The book is actually only a brief overview of each of the legends and is divided into a number of sections which outline various Greek families, or tribes, so the book is not strictly chronological. What the library does is that it gives us a brief rundown of the legends that make up the mythology of the Ancient Greeks as it existed at the time of Apollodorus. In fact, it is the earliest complete outline of Greek mythology that we possess (though it is not necessarily complete because sections of the manuscript were lost, however a fortuitous discovery in the Vatican library allowed us to reconstruct most of it). This is not the only complete source that we have because we also have Ovid's Metamorphoses, however the difference between Apollodorus and Ovid is that Ovid writes from Roman point of view, so is a lot more sympathetic towards the Trojans. Ovid is also wrote the Metamorphoses as an epic poem (which excludes the genealogies) as opposed to an outline, which is how Apollodorus wrote the library.

The library is full of genealogies, which outlines the parentage of many of the Greek heroes and demigods, and it also divides them into a number of tribes, being the Deucalionids (from which comes Jason and the Argonauts), the Argives (from which comes Heracles), the Anegorid, the Inachids, the Asopids, and the Pelopids. Each of these tribes (the members all have a common ancestry) come from different parts of Greece, which suggests that the myths that come out of the tribes originated from this part of Greece (and Ancient Greece was not a unified country, but rather a loose collection of city states that shared a common language and culture, and even then the various city states would war against each over because of an accent or a disagreement that originated in mythology – which is what still seems to be happening today, except on a much larger scale).

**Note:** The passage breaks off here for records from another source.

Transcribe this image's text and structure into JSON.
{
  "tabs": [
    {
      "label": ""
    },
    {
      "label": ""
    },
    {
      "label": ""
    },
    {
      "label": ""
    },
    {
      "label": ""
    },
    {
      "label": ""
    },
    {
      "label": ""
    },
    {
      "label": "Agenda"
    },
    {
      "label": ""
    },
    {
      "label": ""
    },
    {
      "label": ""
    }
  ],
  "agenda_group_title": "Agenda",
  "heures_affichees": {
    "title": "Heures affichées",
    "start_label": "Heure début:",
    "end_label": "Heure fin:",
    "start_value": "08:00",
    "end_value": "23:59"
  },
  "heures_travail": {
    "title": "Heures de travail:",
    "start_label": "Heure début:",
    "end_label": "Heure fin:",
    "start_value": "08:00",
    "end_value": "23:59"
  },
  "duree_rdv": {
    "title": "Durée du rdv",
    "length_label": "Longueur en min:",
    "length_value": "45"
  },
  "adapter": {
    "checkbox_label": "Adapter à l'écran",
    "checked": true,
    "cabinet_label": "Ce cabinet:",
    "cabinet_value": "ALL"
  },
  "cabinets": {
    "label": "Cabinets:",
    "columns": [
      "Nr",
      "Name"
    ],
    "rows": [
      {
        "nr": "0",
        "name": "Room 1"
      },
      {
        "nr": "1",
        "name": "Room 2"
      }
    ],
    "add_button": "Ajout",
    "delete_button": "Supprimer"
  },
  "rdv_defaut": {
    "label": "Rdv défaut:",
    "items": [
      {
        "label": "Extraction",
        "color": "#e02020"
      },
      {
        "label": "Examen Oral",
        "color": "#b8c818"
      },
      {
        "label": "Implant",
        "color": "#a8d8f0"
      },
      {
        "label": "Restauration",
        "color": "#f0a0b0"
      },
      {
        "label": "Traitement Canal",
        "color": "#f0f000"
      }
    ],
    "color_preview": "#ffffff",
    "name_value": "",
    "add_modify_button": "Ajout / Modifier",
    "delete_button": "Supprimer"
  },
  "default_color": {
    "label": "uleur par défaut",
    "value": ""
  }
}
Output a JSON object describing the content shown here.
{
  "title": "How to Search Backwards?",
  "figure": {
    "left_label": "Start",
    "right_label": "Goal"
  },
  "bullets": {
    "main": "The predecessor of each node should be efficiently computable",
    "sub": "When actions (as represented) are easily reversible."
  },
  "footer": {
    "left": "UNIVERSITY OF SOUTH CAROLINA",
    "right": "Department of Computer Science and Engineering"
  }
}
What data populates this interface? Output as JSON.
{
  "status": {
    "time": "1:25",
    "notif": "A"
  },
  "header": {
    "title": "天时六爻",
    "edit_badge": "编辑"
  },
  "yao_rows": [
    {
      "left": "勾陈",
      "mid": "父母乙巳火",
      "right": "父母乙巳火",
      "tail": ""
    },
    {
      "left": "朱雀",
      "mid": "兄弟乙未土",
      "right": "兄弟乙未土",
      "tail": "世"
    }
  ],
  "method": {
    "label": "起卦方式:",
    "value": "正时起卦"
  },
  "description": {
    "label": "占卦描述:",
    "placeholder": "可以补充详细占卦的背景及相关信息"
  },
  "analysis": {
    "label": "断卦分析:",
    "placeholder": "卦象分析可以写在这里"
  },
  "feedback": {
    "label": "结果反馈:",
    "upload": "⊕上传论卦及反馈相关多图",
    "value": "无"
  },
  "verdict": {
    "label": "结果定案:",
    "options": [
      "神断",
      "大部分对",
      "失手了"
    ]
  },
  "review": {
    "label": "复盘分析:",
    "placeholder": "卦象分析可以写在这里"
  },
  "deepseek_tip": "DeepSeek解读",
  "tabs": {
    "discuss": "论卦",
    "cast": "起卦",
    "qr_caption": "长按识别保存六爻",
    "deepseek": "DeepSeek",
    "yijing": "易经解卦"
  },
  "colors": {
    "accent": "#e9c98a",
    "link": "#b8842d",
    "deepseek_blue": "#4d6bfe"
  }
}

There is an interesting distinction between history and myth that comes out in Herodotus. The common understanding of myth is that it is a story that suggests an origin, and it does not necessarily mean that the story is not true. Herodotus takes a different position in that history is written down, where as myth is passed down by word of mouth. As such the writings that create history are written down while still within living memory, while myth comes about after generations of passing the story down, which suggests that the story may have been true, however it has become corrupted as it has been passed down from generation to generation.


Take for instance the story of Achilles. In the Illiad there is no mention of his invulnerability due to being dipped into a river. This is not even the story that occurs in the library as the story that occurs here is that Achilles' mother would bury him in fire at night and rub him with ambrosia during the day. The story about Achilles being dipped into the River Styx did not appear until the 1st Century AD, in a book (now lost) known as the Achilleid. As you can see, as time passes, the stories become more and more corrupted (and that occurs even with an original story having been written down).


This book gives me a lot of opportunities to speculate on the truth behind many of these tales, though we also have earlier sources which we can also refer to, being the tragic plays and the epic poems, however these sources tend to focus mainly on the Trojan War, with the other stories only touched upon (and I believe that the Library is the earliest source for the story of Perseus, though he does receive a mention in Herodotus, but there we are only told that he married Andromeda and that he because the ancestor of the Persians).